    Am I mistaken...

    It could be a lot of wishful thinking on the part of those folks that hate the idea that Disney bought LFL and that the Star Wars franchise has moved in a direction they don't like. Many of whom are at a point where they'd be happy with zero new Star Wars material at all than admit that there's anything of merit to be found in the post-Lucas releases, be they films or books or other media. Also could just be a lot of online hacks throwing up click-bait titles in the hopes of getting web hits, with any shred or pretense of journalistic integrity being jettisoned in the process. My own thought is that the top execs wondered if they could apply the MCU formula to the Star Wars franchise and churn out two to four films a year. I think what happened is Solo made them realize that Star Wars films can't quite handle the degree of sheer diversity in terms of story types that the MCU films can, or at least they're not at that point yet. To be honest, I'd be good with about one Star Wars film a year, roughly around Christmas time. Granted, Marvel Studios needed some time to build up to where they are now, a step that a lot of studios are overlooking in their rush to build their own cinematic universes with decidedly mixed results. And even Marvel Studios had their stumbles, such as Ed Norton's Hulk and the second Thor movie before they hit the "can apparently do no wrong" stage where they're currently at. Only time will tell if the drama involving James Gunn's departure from Guardians of the Galaxy 3 will result in that movie being the one to derail the train, or if all the buzz for the upcoming Captain Marvel movie winds up setting a bar too high for it to clear.
  14. Donovan Morningfire

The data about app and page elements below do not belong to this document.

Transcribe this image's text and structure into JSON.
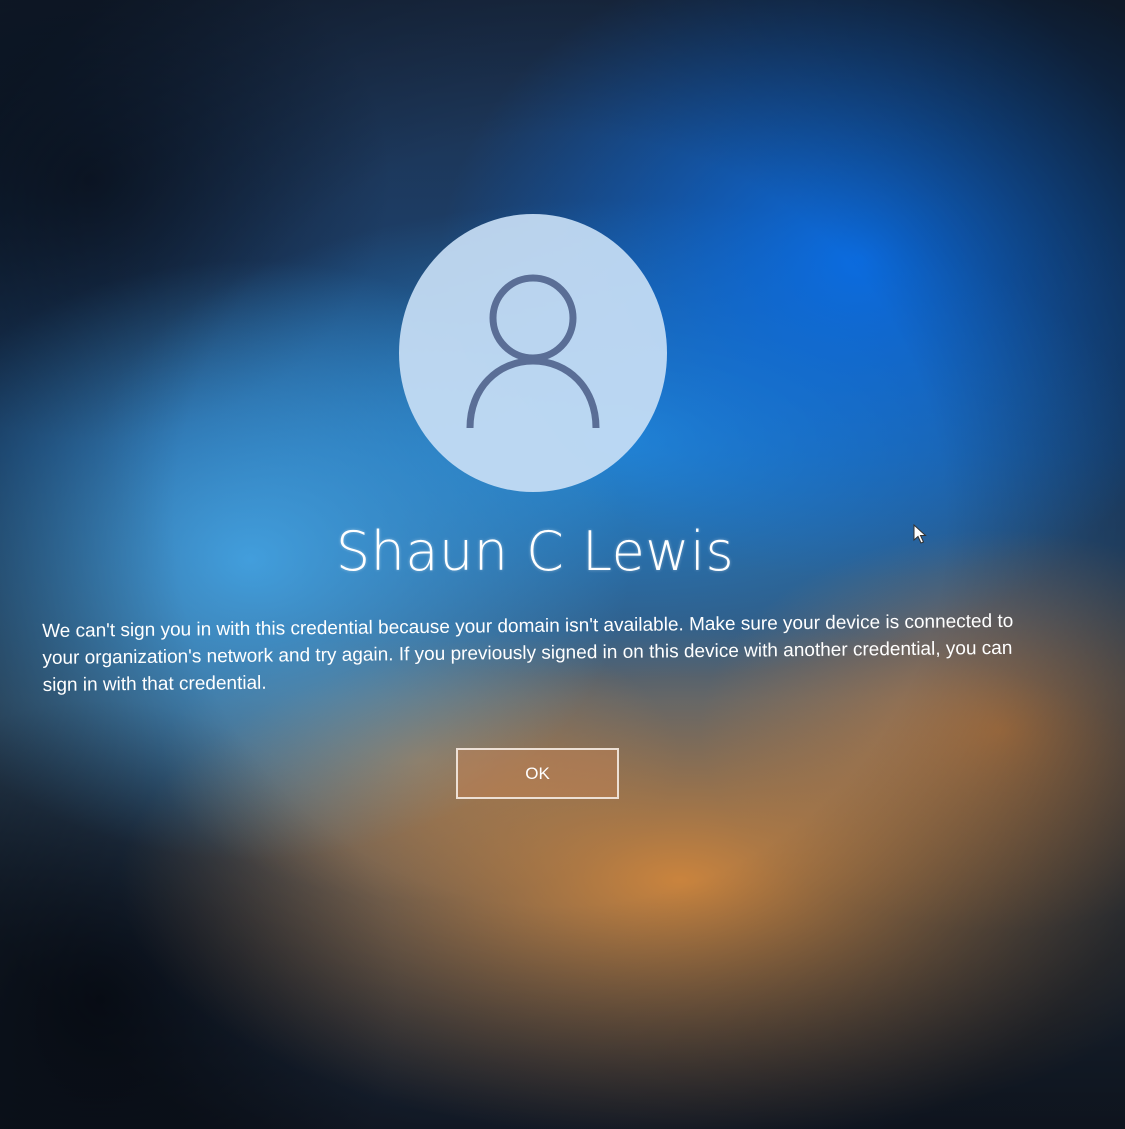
{
  "user": {
    "name": "Shaun C Lewis",
    "avatar_icon": "user-silhouette-icon"
  },
  "message": {
    "text": "We can't sign you in with this credential because your domain isn't available. Make sure your device is connected to your organization's network and try again. If you previously signed in on this device with another credential, you can sign in with that credential."
  },
  "actions": {
    "ok_label": "OK"
  },
  "pointer": {
    "icon": "mouse-cursor-icon"
  },
  "colors": {
    "avatar_bg": "#c8def5",
    "avatar_stroke": "#5a6e96",
    "button_bg": "#be8255",
    "text": "#ffffff"
  }
}
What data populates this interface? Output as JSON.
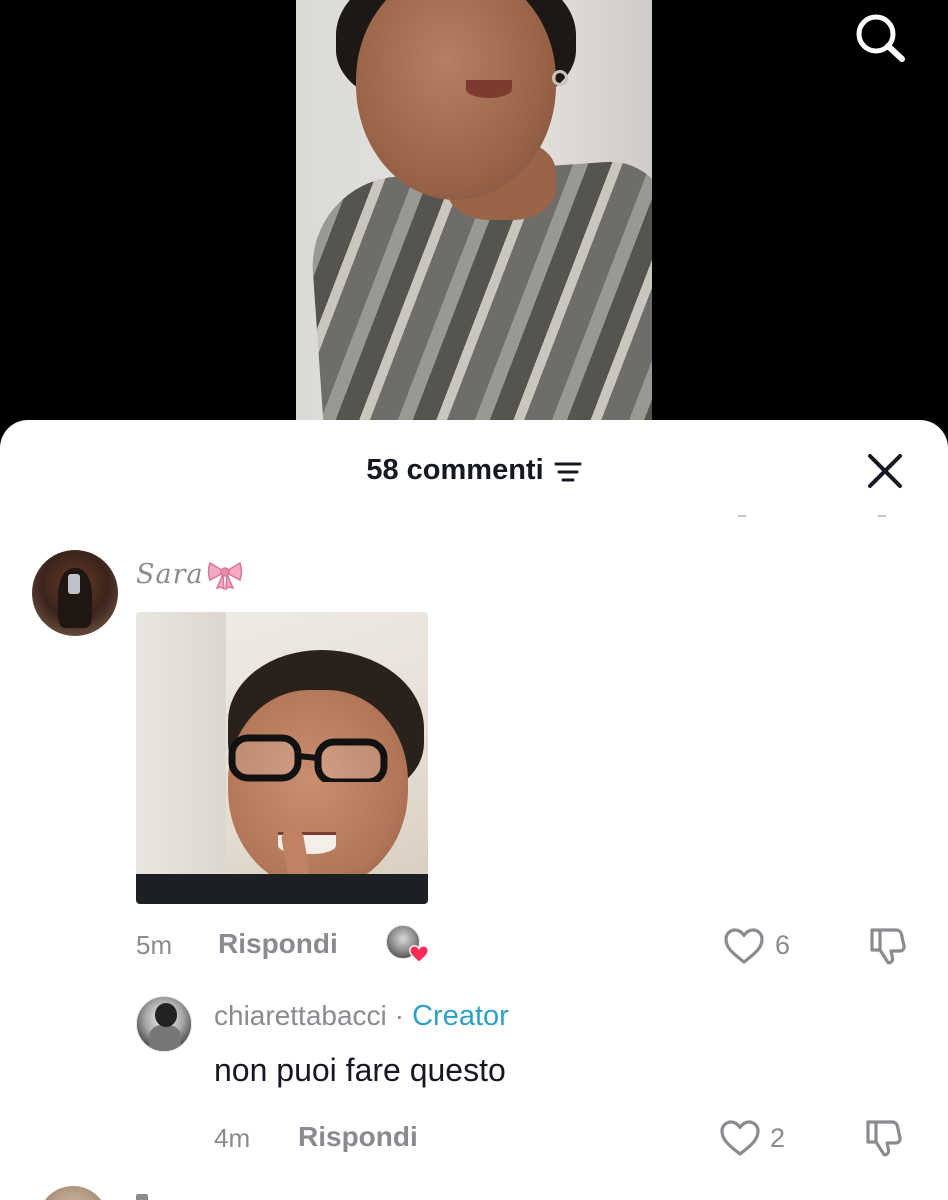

    Am I mistaken...

    Given the rest of the franchise has been making Disney money hand-over-fist, with Solo the only "stumble" so far (and even that wasn't a total disaster in terms of box office receipts), there's no fallacy other than the willfully ignorant who simply want to bash Disney because the franchise has grown beyond them and encompasses a much broader audience. At the end of the day, critical and fan acclaim are nice, but what Lucasfilm and Disney are really focused on is turning a profit. Which thus far, the Star Wars franchise has done quite well, given that it's no longer limited to a select portion of geek culture and as I said above now reaches out to a much broader audience. So the only "suck cost fallacy" that's in play is that of the self-appointed gatekeepers who keep operating under the delusion that Star Wars is "just for them" and that anything created since the Disney purchase is worthless garbage simply because it was created under Kathleen Kennedy's stewardship of LFL as opposed to under GL's stewardship, all while discounting that there was a large amount of divisive content produced even back when GL owned the franchise. Star Wars Holiday Special anyone? Or the Yuuzhan Vong? Or pretty much anything written by Kevin J. Anderson?
  15. Simple. The Failed Jedi gets to start play with a lightsaber, which under 1e rules could be a very potent weapon once you start boosting Control and Sense, given the effects of what would become the infamous lightsaber combat power in 2e was a default ability all Force users got when using a lightsaber. OTOH, the Alien Student doesn't have that sort of thing, and given that under WEG rules using the Force to attack was an automatic dark side point, that they can be a Force powerhouse isn't quite as big of a deal, especially since this is the iteration of the rules where not only could the character be taken away if they went dark side, but going dark side could very well happen after earning your second dark side point if you had an unlucky dice roll.